— Problem description —
Go through the entries below and collect each line with the string "JSON" in it.

— Data entries —
((

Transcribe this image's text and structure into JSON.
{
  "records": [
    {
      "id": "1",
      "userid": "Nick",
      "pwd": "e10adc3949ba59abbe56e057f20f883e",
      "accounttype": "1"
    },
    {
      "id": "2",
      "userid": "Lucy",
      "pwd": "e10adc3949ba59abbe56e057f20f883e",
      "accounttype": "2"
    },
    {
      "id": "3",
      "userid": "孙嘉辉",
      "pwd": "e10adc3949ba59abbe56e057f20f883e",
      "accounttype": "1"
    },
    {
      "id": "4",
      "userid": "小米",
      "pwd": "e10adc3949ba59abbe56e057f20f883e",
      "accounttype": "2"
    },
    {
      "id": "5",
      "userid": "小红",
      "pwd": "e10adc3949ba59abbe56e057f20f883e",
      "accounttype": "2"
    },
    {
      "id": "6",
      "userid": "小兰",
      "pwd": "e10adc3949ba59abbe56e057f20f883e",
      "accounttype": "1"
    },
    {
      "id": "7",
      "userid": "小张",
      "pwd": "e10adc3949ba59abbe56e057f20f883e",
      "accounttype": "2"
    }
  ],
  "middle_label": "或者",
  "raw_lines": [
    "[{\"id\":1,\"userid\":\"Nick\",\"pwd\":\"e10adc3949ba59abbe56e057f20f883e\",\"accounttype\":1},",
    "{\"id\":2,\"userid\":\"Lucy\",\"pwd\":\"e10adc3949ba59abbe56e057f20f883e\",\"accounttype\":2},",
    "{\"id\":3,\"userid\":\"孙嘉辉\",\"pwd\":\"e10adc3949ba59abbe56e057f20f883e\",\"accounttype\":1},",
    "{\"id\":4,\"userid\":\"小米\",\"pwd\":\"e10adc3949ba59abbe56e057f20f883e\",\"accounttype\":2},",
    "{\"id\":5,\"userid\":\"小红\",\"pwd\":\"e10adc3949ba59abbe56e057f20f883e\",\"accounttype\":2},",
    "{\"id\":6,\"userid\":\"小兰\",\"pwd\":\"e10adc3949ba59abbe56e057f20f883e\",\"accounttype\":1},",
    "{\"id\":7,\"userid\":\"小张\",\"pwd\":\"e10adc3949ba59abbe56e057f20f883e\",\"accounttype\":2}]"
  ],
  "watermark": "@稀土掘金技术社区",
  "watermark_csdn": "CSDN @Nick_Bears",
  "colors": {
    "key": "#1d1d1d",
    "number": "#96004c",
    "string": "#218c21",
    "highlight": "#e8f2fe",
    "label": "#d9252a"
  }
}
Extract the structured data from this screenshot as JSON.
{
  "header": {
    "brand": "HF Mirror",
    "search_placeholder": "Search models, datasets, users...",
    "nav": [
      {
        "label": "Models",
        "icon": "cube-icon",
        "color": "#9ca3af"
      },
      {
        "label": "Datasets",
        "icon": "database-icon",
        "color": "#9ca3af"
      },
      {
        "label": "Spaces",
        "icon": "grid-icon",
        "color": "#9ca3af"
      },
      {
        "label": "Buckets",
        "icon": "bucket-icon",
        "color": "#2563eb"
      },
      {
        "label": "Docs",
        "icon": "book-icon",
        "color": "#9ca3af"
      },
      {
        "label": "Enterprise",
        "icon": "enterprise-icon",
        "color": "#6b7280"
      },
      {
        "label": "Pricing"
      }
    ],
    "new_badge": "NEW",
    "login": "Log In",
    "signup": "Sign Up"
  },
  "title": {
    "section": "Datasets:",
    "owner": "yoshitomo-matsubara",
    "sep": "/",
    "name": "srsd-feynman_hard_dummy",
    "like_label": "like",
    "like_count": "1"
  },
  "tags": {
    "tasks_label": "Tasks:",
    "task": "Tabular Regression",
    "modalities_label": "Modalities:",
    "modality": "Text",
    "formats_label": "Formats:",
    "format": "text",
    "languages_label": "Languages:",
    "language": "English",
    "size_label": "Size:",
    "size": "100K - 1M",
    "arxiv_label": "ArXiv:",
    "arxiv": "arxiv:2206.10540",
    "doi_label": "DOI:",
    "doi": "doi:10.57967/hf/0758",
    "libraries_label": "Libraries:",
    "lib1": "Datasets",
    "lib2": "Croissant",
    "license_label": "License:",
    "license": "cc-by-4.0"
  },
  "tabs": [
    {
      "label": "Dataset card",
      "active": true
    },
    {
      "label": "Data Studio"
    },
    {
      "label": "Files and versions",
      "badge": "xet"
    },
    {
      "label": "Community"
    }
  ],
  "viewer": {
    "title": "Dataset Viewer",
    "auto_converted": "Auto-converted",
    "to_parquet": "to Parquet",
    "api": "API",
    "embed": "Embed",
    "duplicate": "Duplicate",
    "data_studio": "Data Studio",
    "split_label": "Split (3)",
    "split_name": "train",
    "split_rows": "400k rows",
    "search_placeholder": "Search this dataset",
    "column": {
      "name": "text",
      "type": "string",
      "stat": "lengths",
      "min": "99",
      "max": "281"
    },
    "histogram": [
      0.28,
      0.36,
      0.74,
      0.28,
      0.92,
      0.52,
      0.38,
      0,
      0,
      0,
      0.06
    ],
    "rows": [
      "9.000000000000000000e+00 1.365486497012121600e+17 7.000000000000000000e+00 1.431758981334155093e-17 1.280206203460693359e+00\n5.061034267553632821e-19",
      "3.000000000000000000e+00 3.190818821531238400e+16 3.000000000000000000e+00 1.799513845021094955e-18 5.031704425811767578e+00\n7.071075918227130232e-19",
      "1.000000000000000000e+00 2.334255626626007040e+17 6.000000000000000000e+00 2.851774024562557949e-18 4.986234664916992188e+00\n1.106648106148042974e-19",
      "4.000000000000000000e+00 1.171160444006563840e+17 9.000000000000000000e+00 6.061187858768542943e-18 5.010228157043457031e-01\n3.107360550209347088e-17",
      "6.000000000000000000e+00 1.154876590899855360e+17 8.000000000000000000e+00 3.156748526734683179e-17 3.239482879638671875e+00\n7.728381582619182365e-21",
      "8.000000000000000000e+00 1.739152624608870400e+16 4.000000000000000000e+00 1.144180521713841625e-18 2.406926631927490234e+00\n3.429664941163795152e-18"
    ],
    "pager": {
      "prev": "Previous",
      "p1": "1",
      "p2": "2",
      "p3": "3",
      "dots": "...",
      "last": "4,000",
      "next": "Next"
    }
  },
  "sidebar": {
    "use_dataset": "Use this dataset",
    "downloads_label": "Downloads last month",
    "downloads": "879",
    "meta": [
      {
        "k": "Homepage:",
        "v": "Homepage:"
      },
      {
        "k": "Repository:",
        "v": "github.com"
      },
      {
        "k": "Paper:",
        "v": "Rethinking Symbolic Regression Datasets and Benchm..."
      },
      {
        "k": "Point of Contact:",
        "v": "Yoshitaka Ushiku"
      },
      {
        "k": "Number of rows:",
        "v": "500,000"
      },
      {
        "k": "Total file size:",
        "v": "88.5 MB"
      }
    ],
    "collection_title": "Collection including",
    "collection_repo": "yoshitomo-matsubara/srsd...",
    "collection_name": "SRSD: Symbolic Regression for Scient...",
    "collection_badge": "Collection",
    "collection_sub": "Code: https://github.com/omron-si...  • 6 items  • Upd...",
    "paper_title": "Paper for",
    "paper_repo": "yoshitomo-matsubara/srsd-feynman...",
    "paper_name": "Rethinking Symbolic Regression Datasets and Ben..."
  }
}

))

— Reply to the exercise —
Transcribe this image's text and structure into JSON.
Extract the structured data from this screenshot as JSON.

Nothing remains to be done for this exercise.